Jewelry made from agate dates back to ancient cultures in Vietnam and remains indispensible today
The custom of wearing agate jewelry dates back thousands of years; according to archaeologists, by 700 to 800 BC, from the latter half of the Bronze Age and early phases of Dong Son and Sa Huynh cultures and the pre-Oc Eo civilization, agate gems were already quite prevalent. Agate has moved on from era to era as both ancient and modern people continue to use the beautiful, shimmering stone to make their jewelry.
Archaeological findings indicate that inhabitants of Vietnam were introduced to agate from the trade and exchanges of Sa Huynh and Dong Son inhabitants with kingdoms such as India, China and Thailand. The culture with the richest sources of agate was Sa Huynh, located in modern-day central and southern Vietnam, with a record of agate necklaces that were crafted out of materials previously unseen in Vietnam.
Sa Huynh people had highly evolved aesthetic tastes, craftsmanship skills and a flair for beauty. They dwelled in an area comprising present-day Quang Nam and Quang Ngai, with early exposure to the outside world demonstrated by excavations in Lai Nghi (Dien Ban, Quang Nam). Here, among funeral offerings and jewelry of gemstone and glass, were found hundreds of agate necklaces, including two unique artifacts: an agate necklace carved with a water bird and another necklace featuring a tiger. According to archaeologists, both are among the rarest artifacts from all sites of the early Iron Age in Southeast Asia.
Archeological results also indicate that some mountainous districts of Quang Nam, including Nam Giang and Dong Giang, which are the main region of the Co Tu ethnic group, show evidence of the Sa Huynh culture. Archaeologists exhumed relics of Sa Huynh inhabitants in this region, finding relics dating back to around 2,000 years ago. These archaeological relics of Sa Huynh culture were distributed all over the homeland of Co Tu dwellers and the abundance of agate jewelry owned by these native people indicate that the Co Tu people kept long-standing ties with the Champa, who were the successors to the Sa Huynh. Despite the millennia gone by since Sa Huynh culture has disappeared, the beauty of their agate jewelry remains undeniable
Today, agate remains an indispensable material for jewelry and other crafts of ethnic minorities who dwell in the Truong Son-Central Highlands region such as Co Tu, Ta Oi, Bru-Van Kieu and Hre. Tied into necklaces, several little beads are usually added between two agate beads with mingled colors of black, red, white and green. The shapes of agate necklaces have remained unchanged over time, including spherical, oval, vertebral, rhombic and flat agate pieces; in particular, rhombic shapes result in colorful agate necklaces that resemble those made by Sa Huynh inhabitants thousands of years ago.
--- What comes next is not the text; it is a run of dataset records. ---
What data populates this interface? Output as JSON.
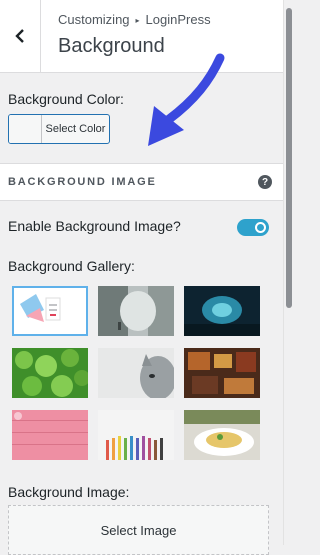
{
  "header": {
    "breadcrumb_prefix": "Customizing",
    "breadcrumb_sep": "▸",
    "breadcrumb_target": "LoginPress",
    "title": "Background"
  },
  "background_color": {
    "label": "Background Color:",
    "button_label": "Select Color"
  },
  "section": {
    "title": "BACKGROUND IMAGE",
    "help_glyph": "?"
  },
  "enable_image": {
    "label": "Enable Background Image?",
    "enabled": true
  },
  "gallery": {
    "label": "Background Gallery:",
    "items": [
      {
        "name": "login-form",
        "selected": true
      },
      {
        "name": "foggy-forest",
        "selected": false
      },
      {
        "name": "blue-cave",
        "selected": false
      },
      {
        "name": "clover-leaves",
        "selected": false
      },
      {
        "name": "cat",
        "selected": false
      },
      {
        "name": "cafe",
        "selected": false
      },
      {
        "name": "pink-wood",
        "selected": false
      },
      {
        "name": "colored-pencils",
        "selected": false
      },
      {
        "name": "pasta-dish",
        "selected": false
      }
    ]
  },
  "background_image": {
    "label": "Background Image:",
    "button_label": "Select Image"
  },
  "colors": {
    "accent": "#2271b1",
    "toggle": "#2ea2cc",
    "arrow": "#3b49df"
  }
}
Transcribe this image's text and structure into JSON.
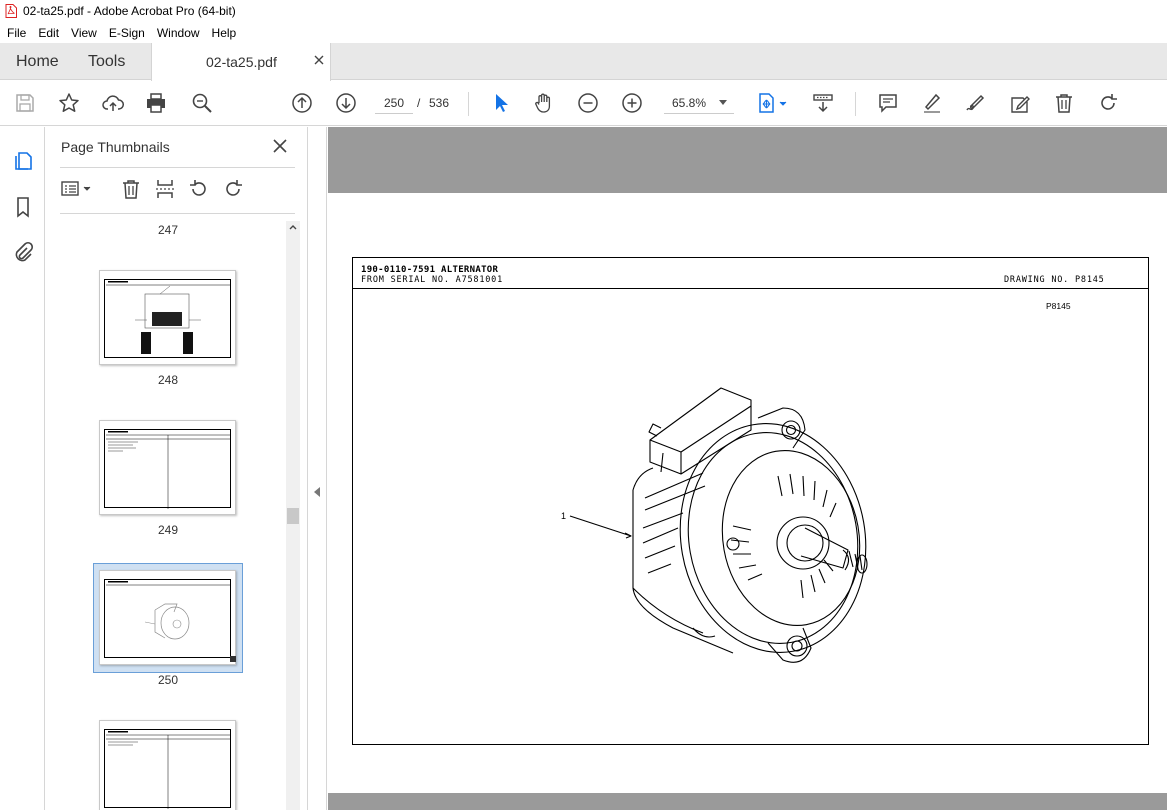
{
  "window": {
    "title": "02-ta25.pdf - Adobe Acrobat Pro (64-bit)"
  },
  "menu": [
    "File",
    "Edit",
    "View",
    "E-Sign",
    "Window",
    "Help"
  ],
  "tabs": {
    "home": "Home",
    "tools": "Tools",
    "document": "02-ta25.pdf"
  },
  "toolbar": {
    "current_page": "250",
    "page_separator": "/",
    "total_pages": "536",
    "zoom": "65.8%"
  },
  "thumbnails_panel": {
    "title": "Page Thumbnails",
    "pages": [
      {
        "number": "247"
      },
      {
        "number": "248"
      },
      {
        "number": "249"
      },
      {
        "number": "250",
        "selected": true
      }
    ]
  },
  "document": {
    "part_title": "190-0110-7591 ALTERNATOR",
    "serial_line": "FROM SERIAL NO. A7581001",
    "drawing_no": "DRAWING NO. P8145",
    "drawing_code": "P8145",
    "callout": "1"
  },
  "colors": {
    "tab_bar": "#e8e8e8",
    "selected_thumb": "#cfe0f2",
    "accent_blue": "#1473e6",
    "doc_gray": "#9a9a9a"
  }
}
However, you also may check the cultural symbol of Japan out
For the Co Tu people, agate is the most valuable jewelry of all, worn by women of all ages. Agate is also a must-have offering in weddings. Agate represents beauty, and the desire for affluence, wealth and peace. As a result, agate patterns are quite prevalent in costumes, adornments of nêu trees, ritual pillars or traditional communal stilt houses (guol).
The tradition of ancient jewelry has been passed on to generations of ethnic groups in the Truong Son Mountains, which enriches their legacies of fashion and decoration and tells the story of their long aesthetic histories.